United States Attorney for the Western District of New York Trini Ross addressed the group with an update on law enforcement activities to combat drug trafficking and distribution.

“We’re trying to reframe the problem from overdoses to poisoning,” Ross said. “Working together, law enforcement and all other entities will make a difference. We have to keep pushing forward … This (fentanyl) is poison, and we need to start treating it like that.”

Representatives from the U.S. Drug Enforcement Administration gave a summary of how and where drugs are entering the United States – part of a $500 billion industry. They also presented data on the lethality of pills and fake pills seized by law enforcement.

Representatives from NY MATTERS explained its referral platform that links patients to care within 24-48 hours.
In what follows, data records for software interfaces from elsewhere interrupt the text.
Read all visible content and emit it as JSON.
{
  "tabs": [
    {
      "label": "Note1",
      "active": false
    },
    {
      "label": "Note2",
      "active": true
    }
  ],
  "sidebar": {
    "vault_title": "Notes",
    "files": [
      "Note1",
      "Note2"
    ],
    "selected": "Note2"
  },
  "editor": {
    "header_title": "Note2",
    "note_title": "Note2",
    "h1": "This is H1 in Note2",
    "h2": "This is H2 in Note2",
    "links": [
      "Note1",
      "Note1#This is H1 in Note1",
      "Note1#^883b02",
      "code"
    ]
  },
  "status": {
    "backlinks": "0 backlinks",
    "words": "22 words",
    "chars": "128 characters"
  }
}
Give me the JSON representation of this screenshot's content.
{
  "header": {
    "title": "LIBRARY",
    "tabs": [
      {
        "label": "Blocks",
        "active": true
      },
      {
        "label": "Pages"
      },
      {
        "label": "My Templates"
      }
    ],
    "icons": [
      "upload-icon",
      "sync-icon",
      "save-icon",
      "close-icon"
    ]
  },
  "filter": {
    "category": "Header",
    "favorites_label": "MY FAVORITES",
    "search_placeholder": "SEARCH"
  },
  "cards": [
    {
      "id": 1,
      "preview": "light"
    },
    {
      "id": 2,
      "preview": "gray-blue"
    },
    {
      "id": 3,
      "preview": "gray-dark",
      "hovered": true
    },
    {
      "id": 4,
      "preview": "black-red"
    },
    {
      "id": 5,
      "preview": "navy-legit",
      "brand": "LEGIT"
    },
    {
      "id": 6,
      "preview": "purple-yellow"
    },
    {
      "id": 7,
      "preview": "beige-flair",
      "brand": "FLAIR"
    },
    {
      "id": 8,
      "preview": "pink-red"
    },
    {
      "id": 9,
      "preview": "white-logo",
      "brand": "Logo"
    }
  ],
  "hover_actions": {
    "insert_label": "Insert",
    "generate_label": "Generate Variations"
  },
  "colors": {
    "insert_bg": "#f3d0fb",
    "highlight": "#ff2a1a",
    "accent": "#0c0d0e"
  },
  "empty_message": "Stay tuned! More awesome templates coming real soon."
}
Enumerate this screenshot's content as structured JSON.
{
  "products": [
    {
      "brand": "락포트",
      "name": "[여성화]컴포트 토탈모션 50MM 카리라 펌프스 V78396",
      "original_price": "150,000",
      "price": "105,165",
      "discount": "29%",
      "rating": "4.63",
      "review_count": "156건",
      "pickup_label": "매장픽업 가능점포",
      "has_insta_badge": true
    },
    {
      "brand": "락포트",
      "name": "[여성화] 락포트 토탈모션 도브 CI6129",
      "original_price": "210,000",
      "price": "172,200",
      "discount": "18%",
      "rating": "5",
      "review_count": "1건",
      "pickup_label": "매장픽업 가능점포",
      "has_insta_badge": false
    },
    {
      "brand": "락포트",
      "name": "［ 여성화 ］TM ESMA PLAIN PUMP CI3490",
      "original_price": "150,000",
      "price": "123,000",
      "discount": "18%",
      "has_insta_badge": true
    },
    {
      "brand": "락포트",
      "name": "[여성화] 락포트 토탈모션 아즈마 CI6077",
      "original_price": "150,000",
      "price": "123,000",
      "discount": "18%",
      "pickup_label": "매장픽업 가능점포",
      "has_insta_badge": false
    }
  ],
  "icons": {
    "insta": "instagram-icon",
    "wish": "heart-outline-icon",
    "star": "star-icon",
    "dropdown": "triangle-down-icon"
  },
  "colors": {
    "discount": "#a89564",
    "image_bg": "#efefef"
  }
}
The MATTERS team has also expanded its harm reduction outreach. They have plans for 15 vending machines that contain fentanyl test strips and naloxone (Narcan). They have also distributed more than 440,000 fentanyl test strips to organizations and individuals.

With federal funding, ECDOH is starting a program to train first responders on the opioid epidemic and Narcan administration. ECDOH is working with all 97 fire companies to provide access and training. Through this effort, ECDOH will provide leave-behind materials for first responders at the time of overdose or as appropriate. “By leaving materials behind, we’re working to engage clients in a way that is more effective,” said Project Coordinator Jennifer Garrigan. ECDOH is also adding direct links to NY MATTERS at outreach events through technology.

“You are establishing a healing pathway for families,” said Deb Smith, chair of the Family and Consumer Support and Advocacy Workgroup. She emphasized underlying issues of stigma against and lack of compassion for people who use drugs, and that these deaths in our community are preventable. “No one deserves to be poisoned,” she explained. “We, as families, feel that we should have to wait for anything to develop a flexible plan to change lives.”

The full presentation from this meeting is available online.


Erie County Department of Health (ECDOH), Opiate Epidemic Task Force:

NOTE FOR MEDIA: Words Matter – Terms to use, terms to avoid and why


The Harm Reduction Workgroup is continuing naloxone trainings and medication deployment conducted by the department at unique sites including bars, festivals, concert venues. A Workplace Committee is forming to plan education and activities with local employers.